*SOURCE INFORMATION:*

__________

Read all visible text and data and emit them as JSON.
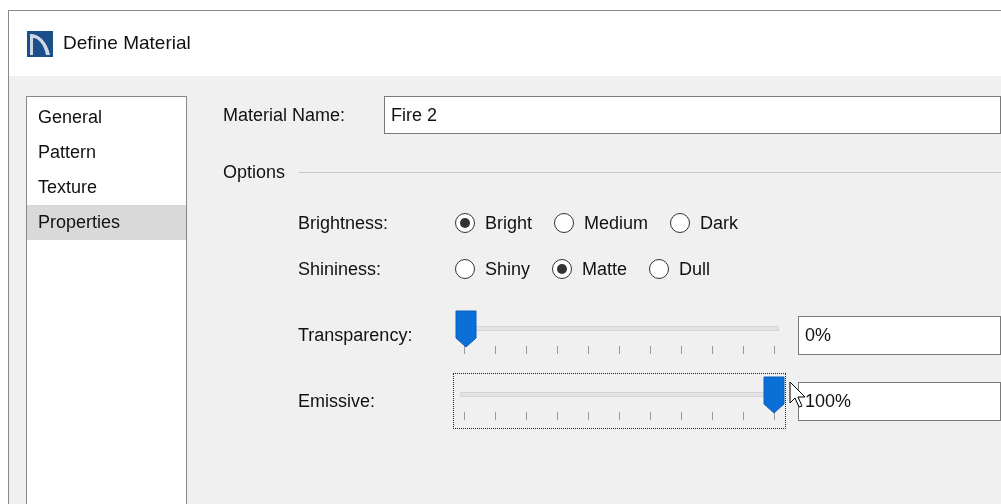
{
  "window": {
    "title": "Define Material"
  },
  "sidebar": {
    "items": [
      {
        "label": "General",
        "selected": false
      },
      {
        "label": "Pattern",
        "selected": false
      },
      {
        "label": "Texture",
        "selected": false
      },
      {
        "label": "Properties",
        "selected": true
      }
    ]
  },
  "material_name": {
    "label": "Material Name:",
    "value": "Fire 2"
  },
  "options": {
    "title": "Options",
    "radio_groups": [
      {
        "label": "Brightness:",
        "options": [
          {
            "label": "Bright",
            "selected": true
          },
          {
            "label": "Medium",
            "selected": false
          },
          {
            "label": "Dark",
            "selected": false
          }
        ]
      },
      {
        "label": "Shininess:",
        "options": [
          {
            "label": "Shiny",
            "selected": false
          },
          {
            "label": "Matte",
            "selected": true
          },
          {
            "label": "Dull",
            "selected": false
          }
        ]
      }
    ],
    "sliders": [
      {
        "label": "Transparency:",
        "level": 0,
        "value": "0%",
        "focused": false
      },
      {
        "label": "Emissive:",
        "level": 1,
        "value": "100%",
        "focused": true
      }
    ]
  }
}
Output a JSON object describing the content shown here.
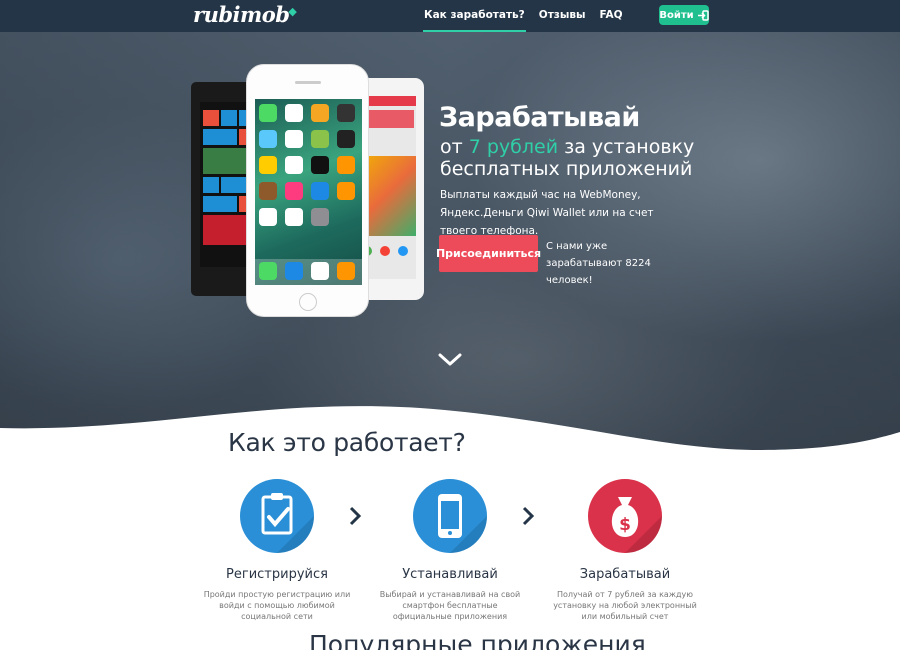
{
  "nav": {
    "logo": "rubimob",
    "logo_gem": "◆",
    "links": [
      {
        "label": "Как заработать?",
        "active": true
      },
      {
        "label": "Отзывы"
      },
      {
        "label": "FAQ"
      }
    ],
    "login_label": "Войти",
    "login_icon": "sign-in-icon"
  },
  "hero": {
    "title": "Зарабатывай",
    "sub_prefix": "от ",
    "sub_accent": "7 рублей",
    "sub_suffix": " за установку бесплатных приложений",
    "desc": "Выплаты каждый час на WebMoney, Яндекс.Деньги Qiwi Wallet или на счет твоего телефона.",
    "join_label": "Присоединиться",
    "join_note": "С нами уже зарабатывают 8224 человек!",
    "colors": {
      "accent": "#2fcfa7",
      "join": "#ee4b5a",
      "nav": "#243548"
    }
  },
  "how": {
    "title": "Как это работает?",
    "steps": [
      {
        "label": "Регистрируйся",
        "text": "Пройди простую регистрацию или войди с помощью любимой социальной сети",
        "icon": "clipboard-check-icon",
        "color": "#2a8fd6"
      },
      {
        "label": "Устанавливай",
        "text": "Выбирай и устанавливай на свой смартфон бесплатные официальные приложения",
        "icon": "smartphone-icon",
        "color": "#2a8fd6"
      },
      {
        "label": "Зарабатывай",
        "text": "Получай от 7 рублей за каждую установку на любой электронный или мобильный счет",
        "icon": "money-bag-icon",
        "color": "#d9324a"
      }
    ]
  },
  "popular": {
    "title": "Популярные приложения"
  }
}
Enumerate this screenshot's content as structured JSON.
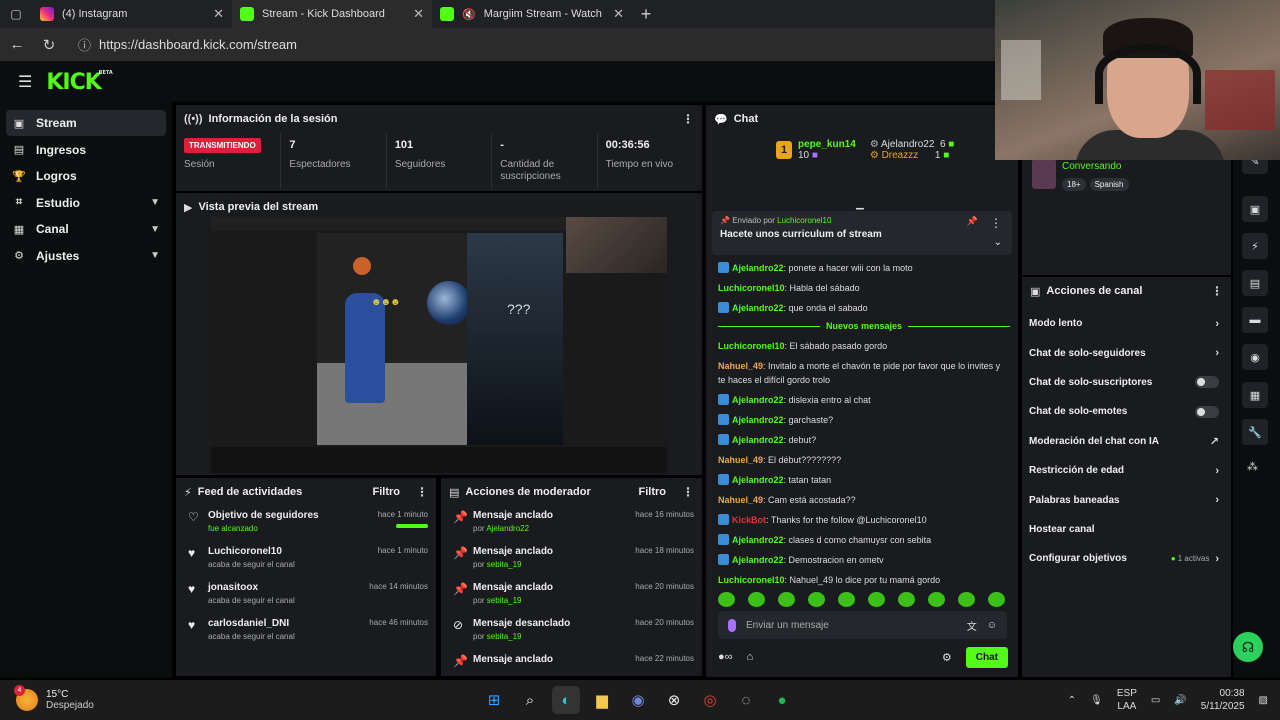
{
  "browser": {
    "tabs": [
      {
        "title": "(4) Instagram",
        "favicon_color": "#d62976"
      },
      {
        "title": "Stream - Kick Dashboard",
        "favicon_color": "#53fc18"
      },
      {
        "title": "Margiim Stream - Watch Live",
        "favicon_color": "#53fc18"
      }
    ],
    "url": "https://dashboard.kick.com/stream"
  },
  "kick": {
    "logo": "KICK",
    "logo_badge": "BETA"
  },
  "sidebar": {
    "items": [
      {
        "label": "Stream",
        "icon": "video-icon",
        "active": true
      },
      {
        "label": "Ingresos",
        "icon": "money-icon"
      },
      {
        "label": "Logros",
        "icon": "trophy-icon"
      },
      {
        "label": "Estudio",
        "icon": "studio-icon",
        "expandable": true
      },
      {
        "label": "Canal",
        "icon": "channel-icon",
        "expandable": true
      },
      {
        "label": "Ajustes",
        "icon": "gear-icon",
        "expandable": true
      }
    ]
  },
  "session": {
    "title": "Información de la sesión",
    "status_badge": "TRANSMITIENDO",
    "status_label": "Sesión",
    "stats": [
      {
        "value": "7",
        "label": "Espectadores"
      },
      {
        "value": "101",
        "label": "Seguidores"
      },
      {
        "value": "-",
        "label": "Cantidad de suscripciones"
      },
      {
        "value": "00:36:56",
        "label": "Tiempo en vivo"
      }
    ]
  },
  "preview": {
    "title": "Vista previa del stream",
    "overlay_text": "???"
  },
  "feed": {
    "title": "Feed de actividades",
    "filter": "Filtro",
    "items": [
      {
        "name": "Objetivo de seguidores",
        "sub": "fue alcanzado",
        "time": "hace 1 minuto",
        "progress": 1.0
      },
      {
        "name": "Luchicoronel10",
        "sub": "acaba de seguir el canal",
        "time": "hace 1 minuto"
      },
      {
        "name": "jonasitoox",
        "sub": "acaba de seguir el canal",
        "time": "hace 14 minutos"
      },
      {
        "name": "carlosdaniel_DNI",
        "sub": "acaba de seguir el canal",
        "time": "hace 46 minutos"
      }
    ]
  },
  "mod": {
    "title": "Acciones de moderador",
    "filter": "Filtro",
    "items": [
      {
        "action": "Mensaje anclado",
        "by": "por",
        "user": "Ajelandro22",
        "time": "hace 16 minutos"
      },
      {
        "action": "Mensaje anclado",
        "by": "por",
        "user": "sebita_19",
        "time": "hace 18 minutos"
      },
      {
        "action": "Mensaje anclado",
        "by": "por",
        "user": "sebita_19",
        "time": "hace 20 minutos"
      },
      {
        "action": "Mensaje desanclado",
        "by": "por",
        "user": "sebita_19",
        "time": "hace 20 minutos"
      },
      {
        "action": "Mensaje anclado",
        "by": "",
        "user": "",
        "time": "hace 22 minutos"
      }
    ]
  },
  "chat": {
    "title": "Chat",
    "leaderboard": {
      "first_place": "1",
      "first_user": "pepe_kun14",
      "first_count": "10",
      "second_user": "Ajelandro22",
      "second_count": "6",
      "third_user": "Dreazzz",
      "third_count": "1"
    },
    "pinned": {
      "sent_by_prefix": "Enviado por",
      "sent_by_user": "Luchicoronel10",
      "message": "Hacete unos curriculum of stream"
    },
    "new_messages_label": "Nuevos mensajes",
    "messages_before": [
      {
        "user": "Ajelandro22",
        "color": "#53fc18",
        "badge": true,
        "text": "ponete a hacer wiii con la moto"
      },
      {
        "user": "Luchicoronel10",
        "color": "#53fc18",
        "badge": false,
        "text": "Habla del sábado"
      },
      {
        "user": "Ajelandro22",
        "color": "#53fc18",
        "badge": true,
        "text": "que onda el sabado"
      }
    ],
    "messages_after": [
      {
        "user": "Luchicoronel10",
        "color": "#53fc18",
        "badge": false,
        "text": "El sábado pasado gordo"
      },
      {
        "user": "Nahuel_49",
        "color": "#f0a64b",
        "badge": false,
        "text": "Invitalo a morte el chavón te pide por favor que lo invites y te haces el difícil gordo trolo"
      },
      {
        "user": "Ajelandro22",
        "color": "#53fc18",
        "badge": true,
        "text": "dislexia entro al chat"
      },
      {
        "user": "Ajelandro22",
        "color": "#53fc18",
        "badge": true,
        "text": "garchaste?"
      },
      {
        "user": "Ajelandro22",
        "color": "#53fc18",
        "badge": true,
        "text": "debut?"
      },
      {
        "user": "Nahuel_49",
        "color": "#f0a64b",
        "badge": false,
        "text": "El début????????"
      },
      {
        "user": "Ajelandro22",
        "color": "#53fc18",
        "badge": true,
        "text": "tatan tatan"
      },
      {
        "user": "Nahuel_49",
        "color": "#f0a64b",
        "badge": false,
        "text": "Cam está acostada??"
      },
      {
        "user": "KickBot",
        "color": "#e0323c",
        "badge": true,
        "text": "Thanks for the follow @Luchicoronel10"
      },
      {
        "user": "Ajelandro22",
        "color": "#53fc18",
        "badge": true,
        "text": "clases d como chamuysr con sebita"
      },
      {
        "user": "Ajelandro22",
        "color": "#53fc18",
        "badge": true,
        "text": "Demostracion en ometv"
      },
      {
        "user": "Luchicoronel10",
        "color": "#53fc18",
        "badge": false,
        "text": "Nahuel_49 lo dice por tu mamá gordo"
      }
    ],
    "input_placeholder": "Enviar un mensaje",
    "send_label": "Chat"
  },
  "streamer": {
    "category": "Conversando",
    "age": "18+",
    "language": "Spanish"
  },
  "actions": {
    "title": "Acciones de canal",
    "items": [
      {
        "label": "Modo lento",
        "kind": "chevron"
      },
      {
        "label": "Chat de solo-seguidores",
        "kind": "chevron"
      },
      {
        "label": "Chat de solo-suscriptores",
        "kind": "toggle"
      },
      {
        "label": "Chat de solo-emotes",
        "kind": "toggle"
      },
      {
        "label": "Moderación del chat con IA",
        "kind": "external"
      },
      {
        "label": "Restricción de edad",
        "kind": "chevron"
      },
      {
        "label": "Palabras baneadas",
        "kind": "chevron"
      },
      {
        "label": "Hostear canal",
        "kind": "none"
      },
      {
        "label": "Configurar objetivos",
        "kind": "chevron",
        "extra": "1 activas"
      }
    ]
  },
  "taskbar": {
    "temp": "15°C",
    "weather": "Despejado",
    "weather_badge": "4",
    "lang_top": "ESP",
    "lang_bottom": "LAA",
    "time": "00:38",
    "date": "5/11/2025"
  }
}
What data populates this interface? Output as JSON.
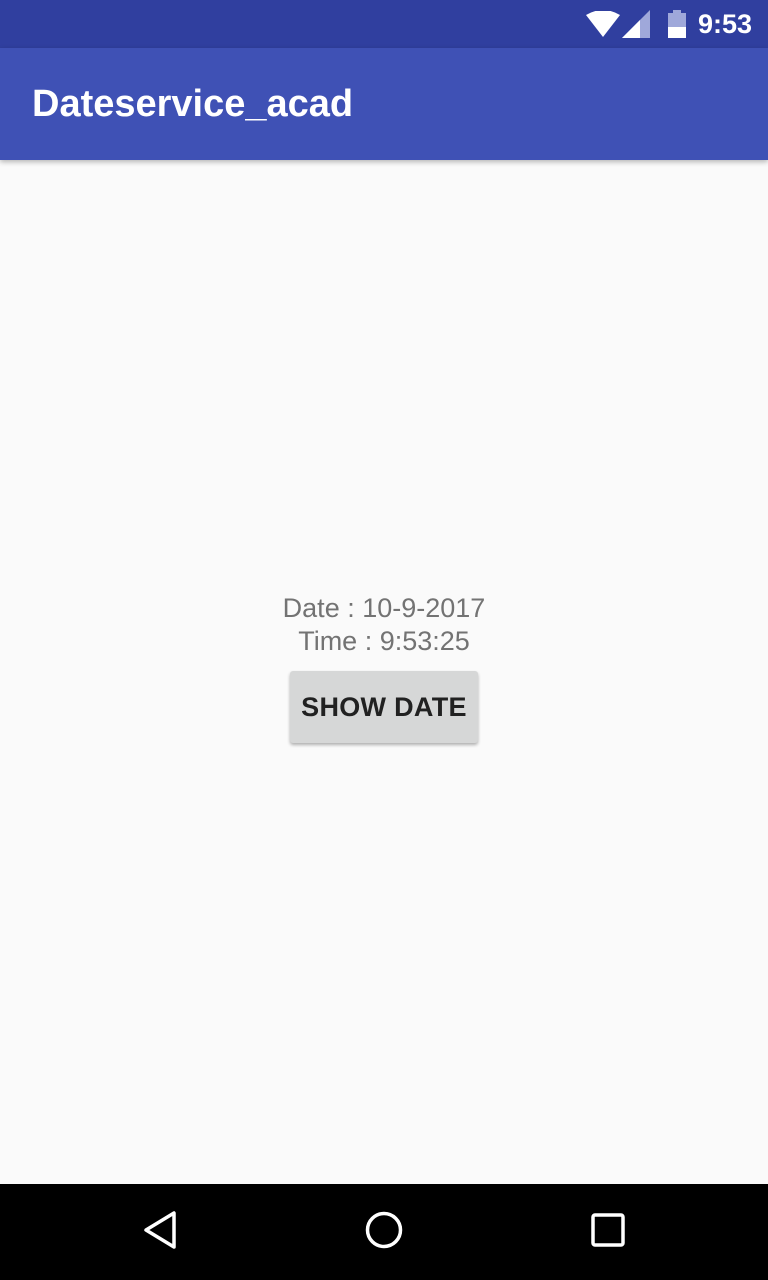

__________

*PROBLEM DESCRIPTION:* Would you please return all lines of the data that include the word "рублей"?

*ANSWER TO THE PROBLEM:*
    "sub_accent": "7 рублей",
        "text": "Получай от 7 рублей за каждую установку на любой электронный или мобильный счет",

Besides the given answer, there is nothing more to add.